### Your instructions
Please copy each line below that contains the word "операции".
### Supplied records ###
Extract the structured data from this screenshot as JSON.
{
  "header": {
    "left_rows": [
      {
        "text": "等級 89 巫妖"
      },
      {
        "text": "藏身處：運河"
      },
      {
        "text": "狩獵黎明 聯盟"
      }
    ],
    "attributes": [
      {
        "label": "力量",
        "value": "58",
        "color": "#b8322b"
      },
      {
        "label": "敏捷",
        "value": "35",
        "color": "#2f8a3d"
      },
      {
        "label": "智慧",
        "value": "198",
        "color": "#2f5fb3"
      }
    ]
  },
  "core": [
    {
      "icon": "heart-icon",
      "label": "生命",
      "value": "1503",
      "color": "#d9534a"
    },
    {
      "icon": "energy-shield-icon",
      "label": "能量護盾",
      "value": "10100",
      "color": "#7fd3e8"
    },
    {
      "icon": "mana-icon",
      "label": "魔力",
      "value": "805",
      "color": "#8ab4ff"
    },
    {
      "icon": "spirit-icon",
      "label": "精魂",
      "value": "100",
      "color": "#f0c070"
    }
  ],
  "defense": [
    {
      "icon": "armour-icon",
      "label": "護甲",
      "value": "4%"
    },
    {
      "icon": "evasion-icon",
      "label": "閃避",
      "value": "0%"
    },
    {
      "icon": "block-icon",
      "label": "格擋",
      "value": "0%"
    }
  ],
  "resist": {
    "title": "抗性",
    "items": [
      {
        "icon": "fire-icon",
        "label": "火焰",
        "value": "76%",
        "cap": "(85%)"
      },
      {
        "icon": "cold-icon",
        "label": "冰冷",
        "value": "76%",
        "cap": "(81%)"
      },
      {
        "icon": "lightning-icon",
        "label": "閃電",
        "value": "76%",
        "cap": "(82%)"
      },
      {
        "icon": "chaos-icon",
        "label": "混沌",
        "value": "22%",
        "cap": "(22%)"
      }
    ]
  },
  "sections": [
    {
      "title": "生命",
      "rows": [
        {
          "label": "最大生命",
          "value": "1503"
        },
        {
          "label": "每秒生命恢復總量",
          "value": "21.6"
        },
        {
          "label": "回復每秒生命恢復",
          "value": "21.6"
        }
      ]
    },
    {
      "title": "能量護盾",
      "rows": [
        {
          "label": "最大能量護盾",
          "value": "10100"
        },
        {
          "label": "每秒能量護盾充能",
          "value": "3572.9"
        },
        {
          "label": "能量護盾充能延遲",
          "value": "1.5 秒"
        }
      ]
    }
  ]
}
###
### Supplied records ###
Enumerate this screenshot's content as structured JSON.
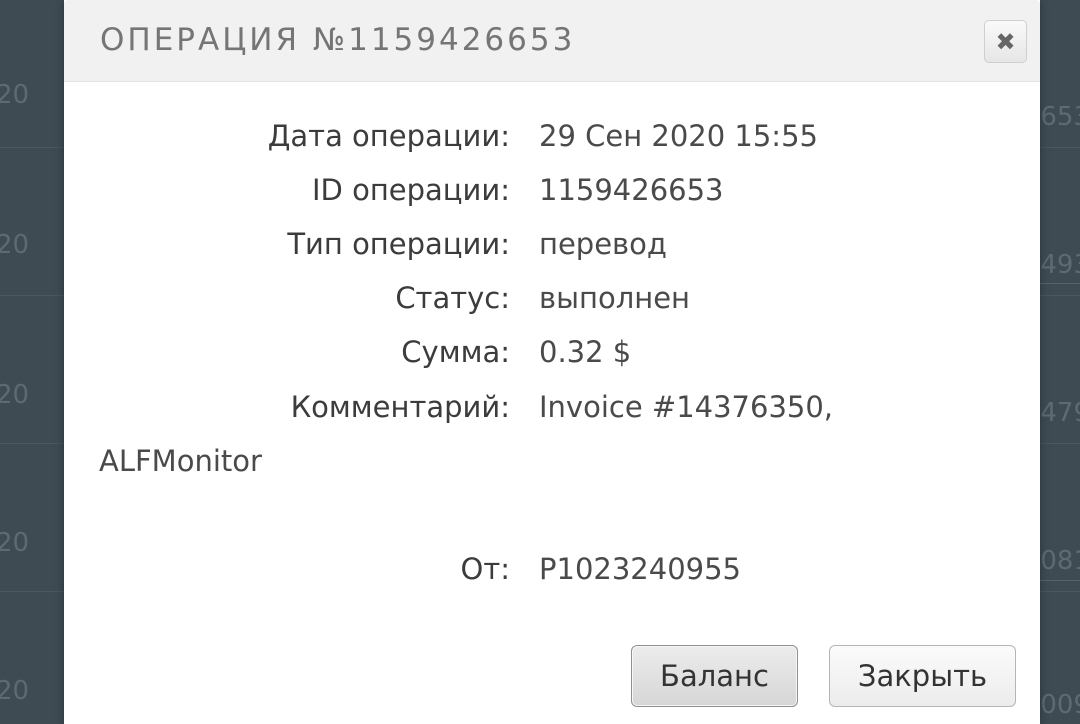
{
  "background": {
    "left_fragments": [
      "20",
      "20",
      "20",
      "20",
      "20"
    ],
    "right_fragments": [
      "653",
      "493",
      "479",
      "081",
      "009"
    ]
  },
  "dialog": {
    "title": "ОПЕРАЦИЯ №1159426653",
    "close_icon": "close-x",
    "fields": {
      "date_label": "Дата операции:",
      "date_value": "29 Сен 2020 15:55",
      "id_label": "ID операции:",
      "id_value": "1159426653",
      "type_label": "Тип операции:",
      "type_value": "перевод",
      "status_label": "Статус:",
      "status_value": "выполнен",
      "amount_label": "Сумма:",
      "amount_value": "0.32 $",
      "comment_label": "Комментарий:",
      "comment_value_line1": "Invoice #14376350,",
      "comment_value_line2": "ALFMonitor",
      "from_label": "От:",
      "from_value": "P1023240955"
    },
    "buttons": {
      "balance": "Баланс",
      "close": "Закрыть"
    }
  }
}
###
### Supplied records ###
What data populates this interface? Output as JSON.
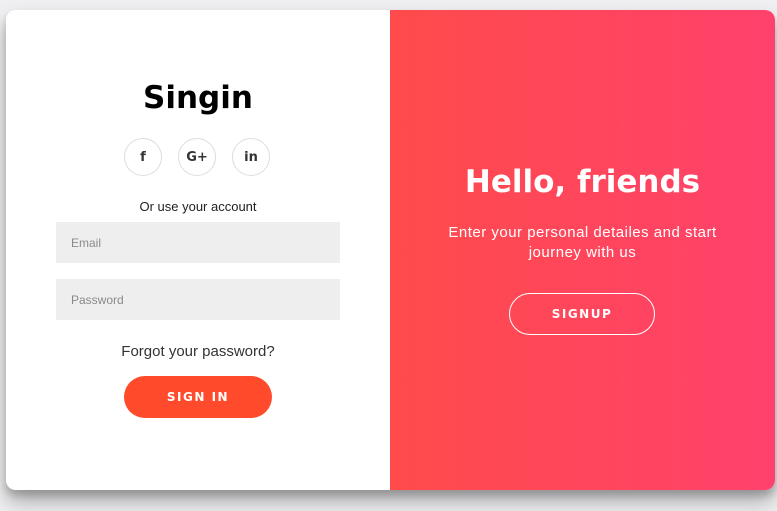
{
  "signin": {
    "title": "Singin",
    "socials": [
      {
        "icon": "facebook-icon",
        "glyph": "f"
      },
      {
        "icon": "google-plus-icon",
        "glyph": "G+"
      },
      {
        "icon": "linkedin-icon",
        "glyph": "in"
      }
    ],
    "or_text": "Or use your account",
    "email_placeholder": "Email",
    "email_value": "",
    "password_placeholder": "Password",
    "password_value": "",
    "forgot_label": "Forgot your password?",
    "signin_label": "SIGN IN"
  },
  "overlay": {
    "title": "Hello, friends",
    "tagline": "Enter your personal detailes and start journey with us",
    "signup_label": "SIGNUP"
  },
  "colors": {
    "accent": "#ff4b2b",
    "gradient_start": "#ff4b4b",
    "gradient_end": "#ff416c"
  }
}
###
### Written answer
      "date_label": "Дата операции:",
      "id_label": "ID операции:",
      "type_label": "Тип операции:",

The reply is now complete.